Sara was not excited for the holidays due to an increase feeling of depression. She needed extra help to overcome this current depressive episode. Her antidepressant wasn’t working well enough to get her back on track. Therefore, Sara decided to try psychotherapy to better address her negative thoughts. Depression is often prompted by negative beliefs […]
“It’s not fair,” a phase usually repeated by children as they stomp their feet and turn away. But lately there is a great deal of stomping and yelling, “It’s not fair” by adults. And I will admit, I am the Queen of fairness. I hate unfair treatment and injustice. My dad was clear. You play by the rules, no short cuts or undermining. Fair and square! But that is not what we see played out in our every day lives. “Unfair” is all around us. So how do we handle it? Do we too stomp our feet and yell?
As Christians, there is a clear path to dealing with offense and injustice but it isn’t very popular or mainstream. Why? Because our tendency to lash out and seek revenge is primal. However, that was not modeled by Jesus. His mistreatment was horrendous and yet he endured it. Did that make him weak? Obviously not. It takes strength not to have a knee jerk reaction to unfair treatment. It takes strength to have self-control.

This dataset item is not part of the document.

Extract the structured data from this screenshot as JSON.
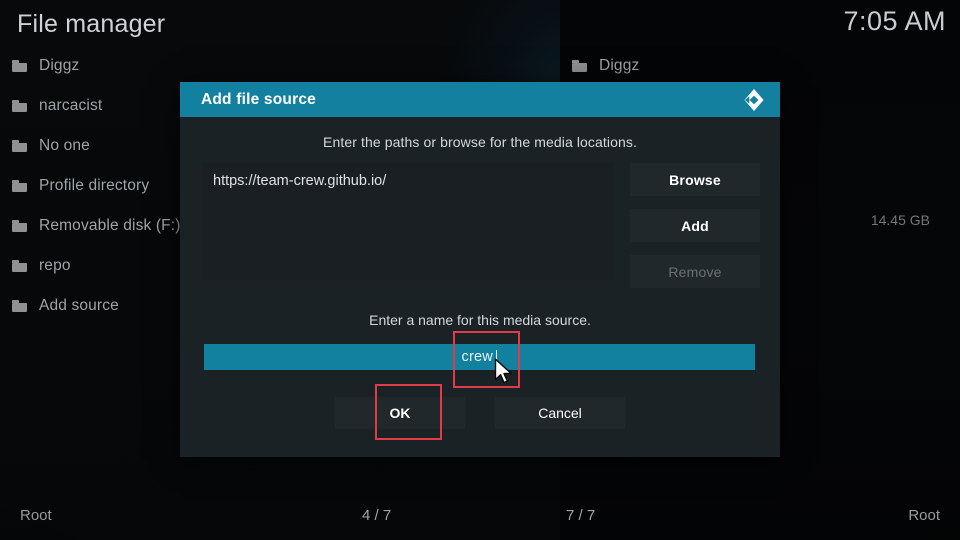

When you experience unfairness, acknowledge the hurt and anger you feel. For example, I am hurt that someone willingly chose not to do the right thing because he was afraid or would not stand up for his conviction and do the right thing. The more I think about the situation, the angrier I become. Thus, thinking about it over and over does not help. Ruminating on unfairness will lead to more anger and upset. It’s only a path to increased anger.

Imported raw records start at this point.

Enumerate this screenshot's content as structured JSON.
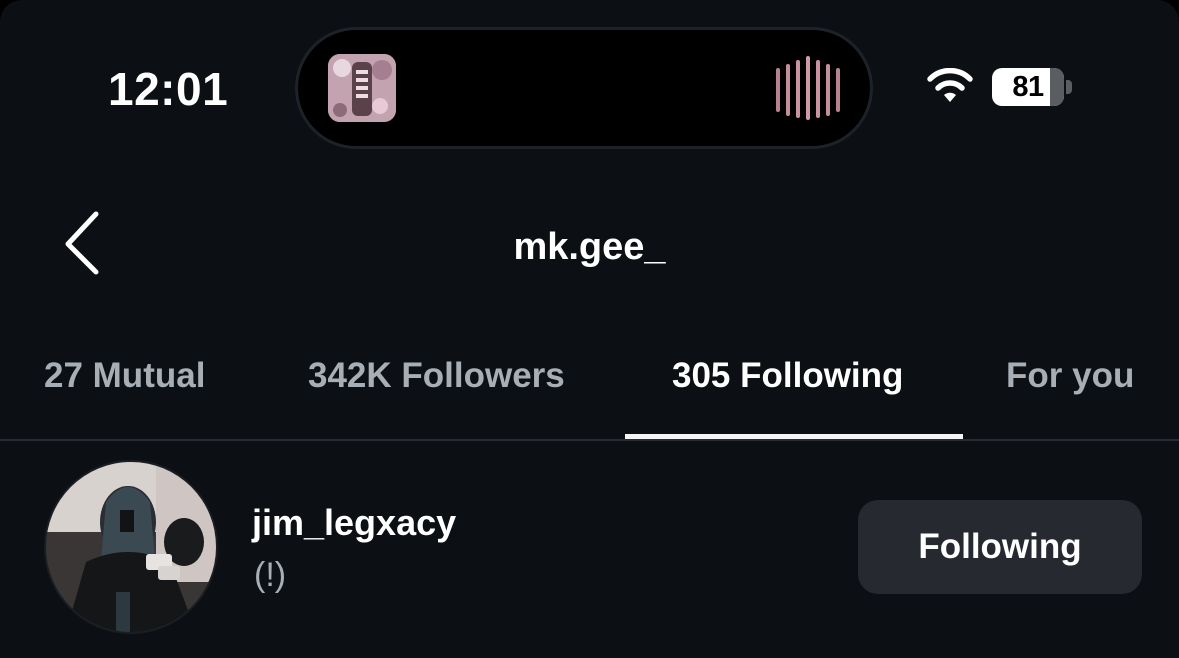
{
  "status_bar": {
    "time": "12:01",
    "battery_level": "81",
    "battery_fraction": 0.81
  },
  "header": {
    "title": "mk.gee_"
  },
  "tabs": [
    {
      "label": "27 Mutual",
      "active": false
    },
    {
      "label": "342K Followers",
      "active": false
    },
    {
      "label": "305 Following",
      "active": true
    },
    {
      "label": "For you",
      "active": false
    }
  ],
  "list": [
    {
      "username": "jim_legxacy",
      "subtitle": "(!)",
      "button_label": "Following"
    }
  ],
  "colors": {
    "background": "#0c1014",
    "primary_text": "#ffffff",
    "secondary_text": "#a8aeb5",
    "button_background": "#262a30",
    "divider": "#262b31"
  }
}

As cliched as it is, remind yourself that life isn’t fair. People do not always act the way they are supposed to and sometimes they lack courage to do the right thing. It’s disappointing, at times hurtful. Intellectually we understand why someone might do the wrong thing. But our feelings have to catch up with our head. Understanding why doesn’t take care of our anger. Someone still did the wrong thing.

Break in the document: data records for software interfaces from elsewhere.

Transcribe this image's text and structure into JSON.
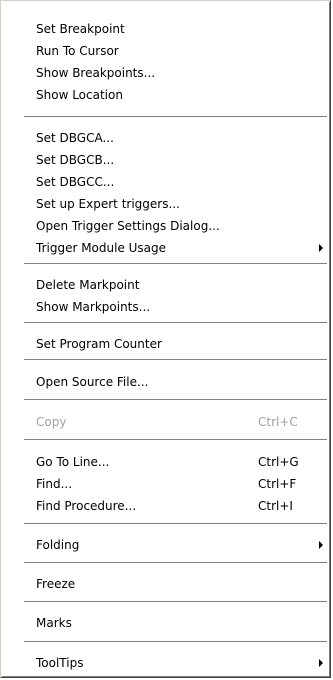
{
  "menu": {
    "groups": [
      {
        "items": [
          {
            "label": "Set Breakpoint"
          },
          {
            "label": "Run To Cursor"
          },
          {
            "label": "Show Breakpoints..."
          },
          {
            "label": "Show Location"
          }
        ]
      },
      {
        "items": [
          {
            "label": "Set DBGCA..."
          },
          {
            "label": "Set DBGCB..."
          },
          {
            "label": "Set DBGCC..."
          },
          {
            "label": "Set up Expert triggers..."
          },
          {
            "label": "Open Trigger Settings Dialog..."
          },
          {
            "label": "Trigger Module Usage",
            "submenu": true
          }
        ]
      },
      {
        "items": [
          {
            "label": "Delete Markpoint"
          },
          {
            "label": "Show Markpoints..."
          }
        ]
      },
      {
        "items": [
          {
            "label": "Set Program Counter"
          }
        ]
      },
      {
        "items": [
          {
            "label": "Open Source File..."
          }
        ]
      },
      {
        "items": [
          {
            "label": "Copy",
            "shortcut": "Ctrl+C",
            "disabled": true
          }
        ]
      },
      {
        "items": [
          {
            "label": "Go To Line...",
            "shortcut": "Ctrl+G"
          },
          {
            "label": "Find...",
            "shortcut": "Ctrl+F"
          },
          {
            "label": "Find Procedure...",
            "shortcut": "Ctrl+I"
          }
        ]
      },
      {
        "items": [
          {
            "label": "Folding",
            "submenu": true
          }
        ]
      },
      {
        "items": [
          {
            "label": "Freeze"
          }
        ]
      },
      {
        "items": [
          {
            "label": "Marks"
          }
        ]
      },
      {
        "items": [
          {
            "label": "ToolTips",
            "submenu": true
          }
        ]
      }
    ]
  }
}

The Bible is clear that we can be angry but not sin. Scriptural guidelines tell us not to give full vent to our anger (Proverbs 29:11), not to seek revenge (Romans 12:19), to forgive (Matthew 6:14), not to stay angry (Colossians 3:8), give the anger to God (1 Peter 5:7) and not take offense (Proverbs 12:16). These words are quite prescriptive. Usually, behind the anger is hurt. Hurt that someone would treat you this way.
Once we acknowledge the hurt, choose to forgive the person and refuse to hang on to the offense. This is an act of obedience to God. But let me warn you, you need the power of the Holy Spirit to do this. People think revenge is a choice of strength. It’s not. It takes more strength to forgive. As you release the person with forgiveness, ask God to heal the hurt you feel. Meditate on 1 Peter 2:22-23—Jesus left his case in the hands of God. That is a good place to leave the offense—in the hands of God.
Then, release the person from judgment. God sees what he did and will deal with him. You do not have to be the Holy Spirit for that person. God already is! Our job is to pray for the offender and continue to allow God to heal us.
Finally, work to fix the injustice. What can we do to prevent this in the future? This is action focused and requires us to do what we can to make things better. Unfortunately, not all unfairness can be fixed this side of eternity. But this doesn’t mean we don’t work on things we can fix like racial injustice or unfair treatment of children.
Is there an offense or injustice you are hanging on to today? Please know that the process of letting go isn’t always easy. But, asking God to help and refusing to hang on to unforgiveness will end in healing. This process takes away the power of the unfair person and releases you from anger and unforgiveness.